While we are waiting to learn which movies have a chance for the golden statuette, here is a quiz about some movies that include women having abortions that have either been nominated for or won Oscars in the past: Read more »
Tuesday, as members of Congress were getting sworn in to start the new session, some members were also reintroducing blatantly unconstitutional legislation that would impose a nationwide ban on abortions for women seeking abortions after twenty weeks of pregnancy.
Such a bill is glaringly unconstitutional because it: 1) it bans abortions pre-viability; 2) it does so with an inadequate life exception (apparently the drafters do not think suicide is life-threatening); and 3) it completely lacks a health exception. Read more »
It’s that time of the year – celebrating the holidays with parties, gift-giving, and awkward holiday sweater wearing.
And now women in Arizona have at least one more reason to celebrate – on Monday, the Supreme Court declined to review the Ninth Circuit’s decision blocking a law that would severely restrict abortion access in Arizona. Leaving the Ninth Circuit’s decision intact means women in Arizona will continue to have access to high-quality care that includes medication abortion, which women have been using safely and legally for over 10 years.
Good news - the U.S. Court of Appeals for the 5th Circuit just refused to reconsider a panel’s earlier decision to block a Mississippi law that would have closed the state’s only abortion clinic. The law required abortion providers to have admitting privileges at a local hospital and was meant to — and would have — forced the sole clinic in the state to shut its doors. But the panel said the law went too far and was unconstitutional — the full court’s decision not to rehear the case means that the clinic stays open. This is great news for Mississippi women who will continue to have access to abortion in their state.

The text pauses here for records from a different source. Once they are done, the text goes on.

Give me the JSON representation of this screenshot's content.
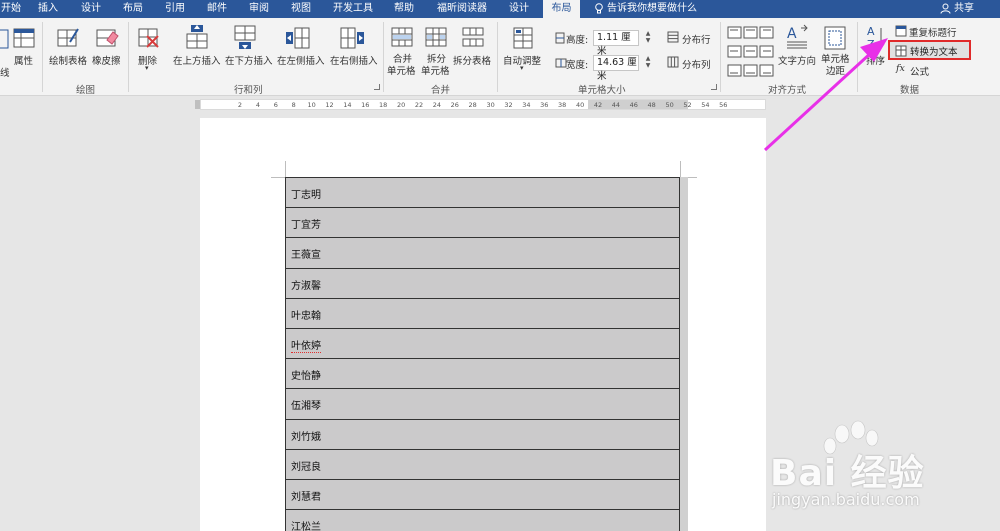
{
  "tabs": [
    {
      "label": "开始",
      "active": false
    },
    {
      "label": "插入",
      "active": false
    },
    {
      "label": "设计",
      "active": false
    },
    {
      "label": "布局",
      "active": false
    },
    {
      "label": "引用",
      "active": false
    },
    {
      "label": "邮件",
      "active": false
    },
    {
      "label": "审阅",
      "active": false
    },
    {
      "label": "视图",
      "active": false
    },
    {
      "label": "开发工具",
      "active": false
    },
    {
      "label": "帮助",
      "active": false
    },
    {
      "label": "福昕阅读器",
      "active": false
    },
    {
      "label": "设计",
      "active": false
    },
    {
      "label": "布局",
      "active": true
    }
  ],
  "tell_me": "告诉我你想要做什么",
  "share": "共享",
  "ribbon": {
    "partial_left": "线",
    "properties": "属性",
    "draw": {
      "draw_table": "绘制表格",
      "eraser": "橡皮擦",
      "group": "绘图"
    },
    "rows_cols": {
      "delete": "删除",
      "insert_above": "在上方插入",
      "insert_below": "在下方插入",
      "insert_left": "在左侧插入",
      "insert_right": "在右侧插入",
      "group": "行和列"
    },
    "merge": {
      "merge_cells_1": "合并",
      "merge_cells_2": "单元格",
      "split_cells_1": "拆分",
      "split_cells_2": "单元格",
      "split_table": "拆分表格",
      "group": "合并"
    },
    "cell_size": {
      "autofit": "自动调整",
      "height_label": "高度:",
      "height_value": "1.11 厘米",
      "width_label": "宽度:",
      "width_value": "14.63 厘米",
      "distribute_rows": "分布行",
      "distribute_cols": "分布列",
      "group": "单元格大小"
    },
    "alignment": {
      "text_direction": "文字方向",
      "cell_margins_1": "单元格",
      "cell_margins_2": "边距",
      "group": "对齐方式"
    },
    "data": {
      "sort": "排序",
      "repeat_header": "重复标题行",
      "convert_to_text": "转换为文本",
      "formula": "公式",
      "group": "数据"
    }
  },
  "ruler_ticks": [
    "2",
    "4",
    "6",
    "8",
    "10",
    "12",
    "14",
    "16",
    "18",
    "20",
    "22",
    "24",
    "26",
    "28",
    "30",
    "32",
    "34",
    "36",
    "38",
    "40",
    "42",
    "44",
    "46",
    "48",
    "50",
    "52",
    "54",
    "56"
  ],
  "table_rows": [
    "丁志明",
    "丁宜芳",
    "王薇宣",
    "方淑馨",
    "叶忠翰",
    "叶依婷",
    "史怡静",
    "伍湘琴",
    "刘竹娥",
    "刘冠良",
    "刘慧君",
    "江松兰"
  ],
  "watermark": {
    "brand": "Bai 经验",
    "url": "jingyan.baidu.com"
  },
  "colors": {
    "tabbar": "#2b579a",
    "ribbon": "#f3f3f3",
    "highlight_box": "#e02a2a",
    "arrow": "#e830e8",
    "table_fill": "#cbcacb"
  }
}
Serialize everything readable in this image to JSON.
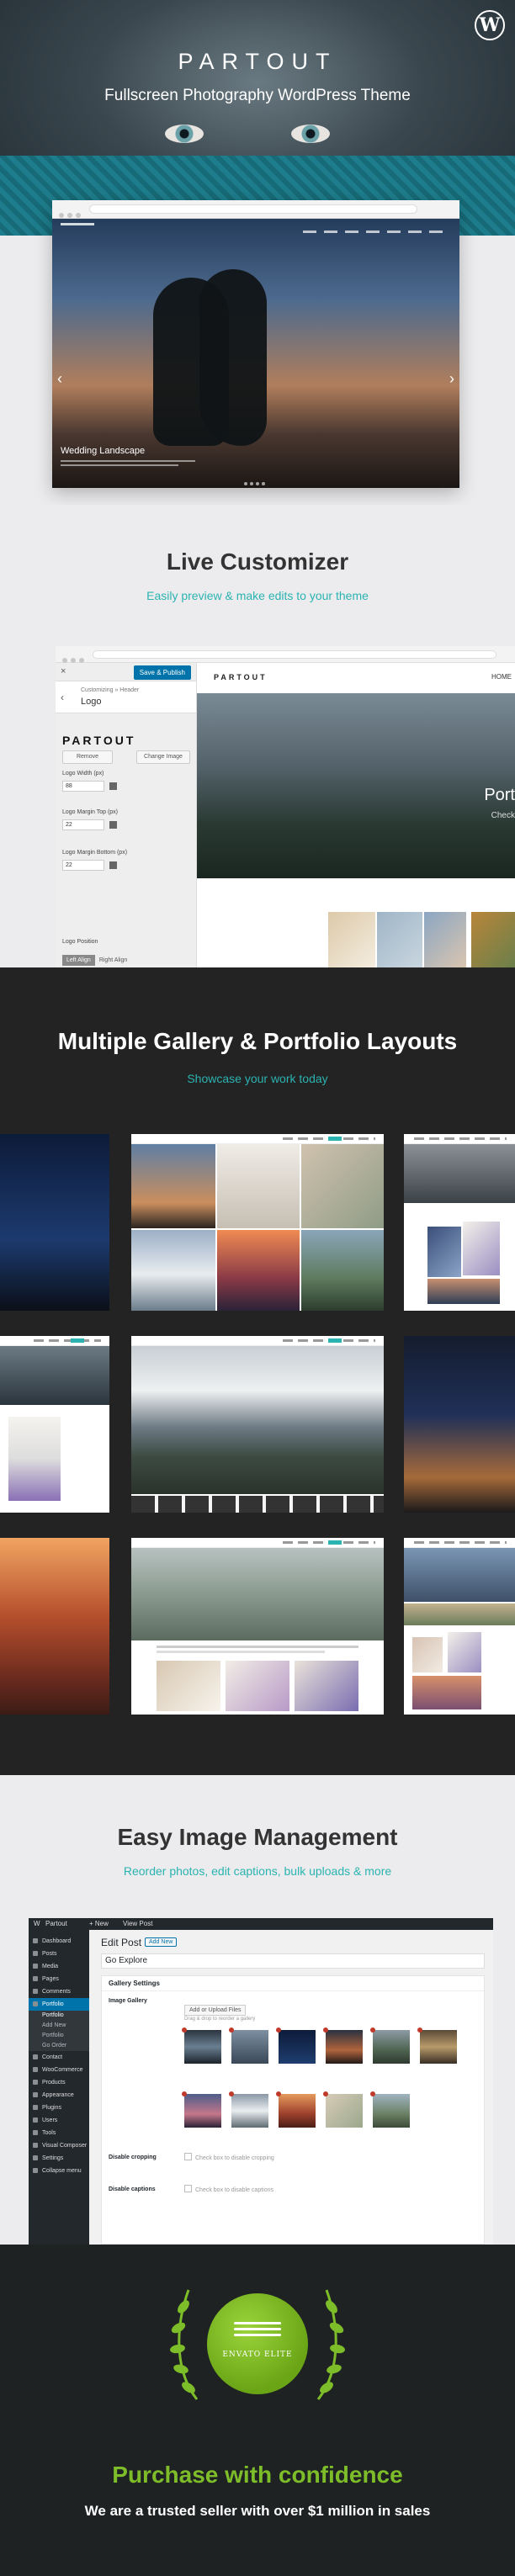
{
  "hero": {
    "title": "PARTOUT",
    "subtitle": "Fullscreen Photography WordPress Theme",
    "wp_icon": "wordpress-icon",
    "demo_caption": "Wedding Landscape",
    "prev_icon": "chevron-left-icon",
    "next_icon": "chevron-right-icon"
  },
  "customizer": {
    "title": "Live Customizer",
    "subtitle": "Easily preview & make edits to your theme",
    "panel": {
      "close": "×",
      "save_button": "Save & Publish",
      "crumb": "Customizing » Header",
      "heading": "Logo",
      "logo_text": "PARTOUT",
      "remove_button": "Remove",
      "change_button": "Change Image",
      "logo_width_label": "Logo Width (px)",
      "logo_width_value": "88",
      "margin_top_label": "Logo Margin Top (px)",
      "margin_top_value": "22",
      "margin_bottom_label": "Logo Margin Bottom (px)",
      "margin_bottom_value": "22",
      "position_label": "Logo Position",
      "align_left": "Left Align",
      "align_right": "Right Align"
    },
    "preview": {
      "logo": "PARTOUT",
      "nav_home": "HOME",
      "hero_title": "Port",
      "hero_sub": "Check"
    }
  },
  "gallery": {
    "title": "Multiple Gallery & Portfolio Layouts",
    "subtitle": "Showcase your work today"
  },
  "image_management": {
    "title": "Easy Image Management",
    "subtitle": "Reorder photos, edit captions, bulk uploads & more",
    "admin": {
      "bar": [
        "Partout",
        "+ New",
        "View Post"
      ],
      "menu": [
        "Dashboard",
        "Posts",
        "Media",
        "Pages",
        "Comments",
        "Portfolio"
      ],
      "submenu": [
        "Portfolio",
        "Add New",
        "Portfolio Categories",
        "Go Order"
      ],
      "menu_after": [
        "Contact",
        "WooCommerce",
        "Products",
        "Appearance",
        "Plugins",
        "Users",
        "Tools",
        "Visual Composer",
        "Settings",
        "Collapse menu"
      ],
      "page_title": "Edit Post",
      "add_new": "Add New",
      "post_title": "Go Explore",
      "box_title": "Gallery Settings",
      "image_gallery_label": "Image Gallery",
      "upload_button": "Add or Upload Files",
      "upload_hint": "Drag & drop to reorder a gallery",
      "disable_cropping_label": "Disable cropping",
      "disable_cropping_check": "Check box to disable cropping",
      "disable_captions_label": "Disable captions",
      "disable_captions_check": "Check box to disable captions"
    }
  },
  "elite": {
    "badge": "ENVATO ELITE",
    "title": "Purchase with confidence",
    "subtitle": "We are a trusted seller with over $1 million in sales"
  },
  "colors": {
    "accent": "#2bb3b1",
    "elite_green": "#7ebd2a",
    "wp_blue": "#0073aa",
    "admin_dark": "#23282d"
  }
}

Being an abortion provider is not easy. On top of the risk and stigma, there is an unprecedented amount of regulation that impacts the day-to-day work, more than in any other line of healthcare. Between 2010 and 2013, more abortion regulations were passed in the U.S. than in the decades prior. In my former state of North Carolina, House Bill 854, also known as the “Woman’s Right to Know Act” [PDF] went in to effect in October 2011. The law imposed 24 hour waiting periods, mandatory ultrasounds, and state scripted counseling for women in North Carolina seeking abortion. It forced providers to state medically ambiguous information about an unproven link between abortion and future fertility, and forced patients to listen to the description of an ultrasound, even if they did not want to. It also required medical providers to “inform” patients seeking abortion that child support and/or government assistance may be available to them if they carried their pregnancy to term. At the time, I worked at a women’s health clinic that provided abortion services. Read more »